Remember meForgot password?
    Log in with Twitter

Toronto filmmaker replacing one eye with a movie camera

By Adriana Stuijt     Mar 8, 2009 in Science
The science-fiction movie Death Watch is becoming a real-life scenaro: a Canadian filmmaker plans to replace an already damaged eye with an eyeborg - an asperine-sized functioning camera. He wants to conduct interviews 'in intimate settings' with it.
36-year-old Rob Spence of Toronto says the eye already was useless after a childhood accident with a firearm. "It seems crazy to take out an eye, but I think people will be making such choices more often in the future. Just look at Hollywod, and its plastic surgery, ' he said.
It's all very experimental - and costly. He's looking for sponsors: the project needs at least $50,000 to install the tiny camera in his eye socket. The filmmaker says the cost will also include the documentary about the process which modifies is prosthetic eye by embedding a video camera in it. see

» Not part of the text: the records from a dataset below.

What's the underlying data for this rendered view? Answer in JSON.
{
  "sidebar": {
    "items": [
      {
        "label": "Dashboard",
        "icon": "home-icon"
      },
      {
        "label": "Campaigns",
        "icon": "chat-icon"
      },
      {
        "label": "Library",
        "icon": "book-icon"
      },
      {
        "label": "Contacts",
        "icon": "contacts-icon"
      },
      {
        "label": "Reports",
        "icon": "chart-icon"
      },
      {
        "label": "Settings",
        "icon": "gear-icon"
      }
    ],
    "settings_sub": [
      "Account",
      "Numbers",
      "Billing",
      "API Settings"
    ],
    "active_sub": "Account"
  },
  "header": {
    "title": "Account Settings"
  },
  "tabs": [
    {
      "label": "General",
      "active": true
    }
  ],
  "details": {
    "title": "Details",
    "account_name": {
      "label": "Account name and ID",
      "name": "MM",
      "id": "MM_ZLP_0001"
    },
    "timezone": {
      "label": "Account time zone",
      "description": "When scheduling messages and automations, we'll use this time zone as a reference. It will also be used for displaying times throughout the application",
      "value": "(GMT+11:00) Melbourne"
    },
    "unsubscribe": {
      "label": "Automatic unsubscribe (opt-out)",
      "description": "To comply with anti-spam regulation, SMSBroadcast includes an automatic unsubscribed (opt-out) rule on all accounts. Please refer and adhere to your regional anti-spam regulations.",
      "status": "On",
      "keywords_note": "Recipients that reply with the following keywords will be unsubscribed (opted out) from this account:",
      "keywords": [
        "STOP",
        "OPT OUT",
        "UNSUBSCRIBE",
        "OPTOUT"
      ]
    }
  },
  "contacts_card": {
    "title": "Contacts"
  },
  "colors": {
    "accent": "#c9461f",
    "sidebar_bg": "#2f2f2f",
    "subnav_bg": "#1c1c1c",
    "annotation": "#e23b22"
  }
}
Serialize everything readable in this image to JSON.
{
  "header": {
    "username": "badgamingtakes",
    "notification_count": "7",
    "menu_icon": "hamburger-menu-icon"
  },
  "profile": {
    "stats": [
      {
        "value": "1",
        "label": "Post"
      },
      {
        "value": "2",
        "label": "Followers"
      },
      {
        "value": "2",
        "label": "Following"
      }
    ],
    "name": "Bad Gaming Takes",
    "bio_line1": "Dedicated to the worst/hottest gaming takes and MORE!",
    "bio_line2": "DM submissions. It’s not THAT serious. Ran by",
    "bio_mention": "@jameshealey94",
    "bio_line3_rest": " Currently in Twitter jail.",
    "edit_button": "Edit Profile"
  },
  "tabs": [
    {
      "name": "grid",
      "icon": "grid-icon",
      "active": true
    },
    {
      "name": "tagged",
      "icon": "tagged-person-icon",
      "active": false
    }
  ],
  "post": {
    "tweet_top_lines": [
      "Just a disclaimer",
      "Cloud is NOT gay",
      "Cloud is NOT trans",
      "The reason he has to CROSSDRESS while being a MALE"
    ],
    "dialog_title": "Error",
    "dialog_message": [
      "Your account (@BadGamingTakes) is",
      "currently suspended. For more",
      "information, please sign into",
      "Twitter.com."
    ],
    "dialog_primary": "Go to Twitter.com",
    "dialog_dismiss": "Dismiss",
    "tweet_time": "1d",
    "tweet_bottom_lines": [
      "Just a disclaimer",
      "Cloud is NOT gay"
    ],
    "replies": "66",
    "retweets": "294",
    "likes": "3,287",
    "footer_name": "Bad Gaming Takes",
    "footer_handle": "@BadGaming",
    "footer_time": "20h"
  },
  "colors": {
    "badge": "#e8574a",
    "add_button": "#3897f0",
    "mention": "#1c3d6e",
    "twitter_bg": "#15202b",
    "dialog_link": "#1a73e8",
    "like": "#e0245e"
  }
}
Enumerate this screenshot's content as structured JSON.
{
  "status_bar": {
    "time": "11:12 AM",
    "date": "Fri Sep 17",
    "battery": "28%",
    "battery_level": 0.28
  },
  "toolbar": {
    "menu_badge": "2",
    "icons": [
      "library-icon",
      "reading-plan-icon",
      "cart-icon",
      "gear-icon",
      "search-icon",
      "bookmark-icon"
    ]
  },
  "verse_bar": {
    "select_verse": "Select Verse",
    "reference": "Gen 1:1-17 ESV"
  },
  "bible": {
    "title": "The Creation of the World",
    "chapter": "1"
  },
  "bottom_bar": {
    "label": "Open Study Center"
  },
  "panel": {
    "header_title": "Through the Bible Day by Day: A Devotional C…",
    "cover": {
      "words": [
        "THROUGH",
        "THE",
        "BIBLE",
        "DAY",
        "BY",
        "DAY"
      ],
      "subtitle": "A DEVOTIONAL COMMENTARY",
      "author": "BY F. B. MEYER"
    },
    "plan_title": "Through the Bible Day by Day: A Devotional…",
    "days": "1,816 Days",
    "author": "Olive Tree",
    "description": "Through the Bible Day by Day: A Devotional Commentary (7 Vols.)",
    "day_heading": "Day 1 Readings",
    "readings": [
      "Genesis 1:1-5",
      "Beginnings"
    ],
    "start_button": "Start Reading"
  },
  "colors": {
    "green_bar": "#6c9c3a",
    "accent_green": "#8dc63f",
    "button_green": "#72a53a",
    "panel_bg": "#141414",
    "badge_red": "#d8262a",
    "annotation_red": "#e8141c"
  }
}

Rob works as a director and producer in Toronto, Canada and has had his work on Discovery, The CBC (Canadian Broadcast Corporation), Vision, and Space TV. Currently, he is in working on a documentary about how video and humanity intersect especially with regards to surveillance. His most well known work is “Lets All Hate Toronto.”
The engineer who will be accomplishing this world-first feat is Kosta Grammatis, a former SpaceX avionics systems engineer. He led a team to build a satellite that’s currently in orbit. He holds a degree with concentrations in English, Art, and Engineering from California State University Channel Islands.
He won the CSU Undergraduate Research Competition two years in a row for his work done on balloon based research platforms. He’s currently unemployed.
The camera he intends to use is now used mainly for intestinal examinations in operating rooms, Rob says. His main plan is to use the camera 'to interview people in a very intimate way'. "One can reach places which other journalists would not be able to enter,' he said.
"And you get better shots with a secret eye-camera, because you are looking people straight in the eye."
Death Watch
This plan closely mimics the masterful 1980 movie Death Watch, Mort en Direct, by French director Bernard Tavernier. Its character Roddy had a camera implanted in his brain and one eye. He is then hired to film a documentary of the terminally ill Katherine, (Romy Schneider) without her knowledge. His footage is then run live on a reality-TV series, "Death Watch" while Katherine remains unaware that the entire world is watching her every move.
This camera-eye allows Roddy to watch minute after minute the suffering, horror and progressive hell around a stunningly beautiful but very sick woman (Romy Schneider) in the last stages of her life.
The movie is one of the most ferocious and accusing films ever made about the manipulation and unethical excesses of the news media in search of news.
It was filmed in Glasgow, Scotland in 1980 with Harvey Keitel, Schneider and Harry Dean Stanton.
Spence however says laconically that he would 'never use material if I don't get permission. There are also paparazzi with tele-lenses intervening in people's rights to privacy without the subject knowing about it.
"And if I say that there are going to be 12,000 security cameras placed in Toronto, everyone would just shrug. But people just hearing about my camera-eye immediately say it's ethically irresponsible.'
"I like to see myself as superhero: an ordinary guy who suddenly gets some extraordinary power and wants to fight for justice, but is seen by the public as the villain.
"Which is more dangerous: that left-wing filmer of documntaries with his camera-eye, or all those cameras which are already watching us in supermarkets and schools.'
More about Eyeborg, Death watch, Rob spence, Camera installed eyesocket
More news from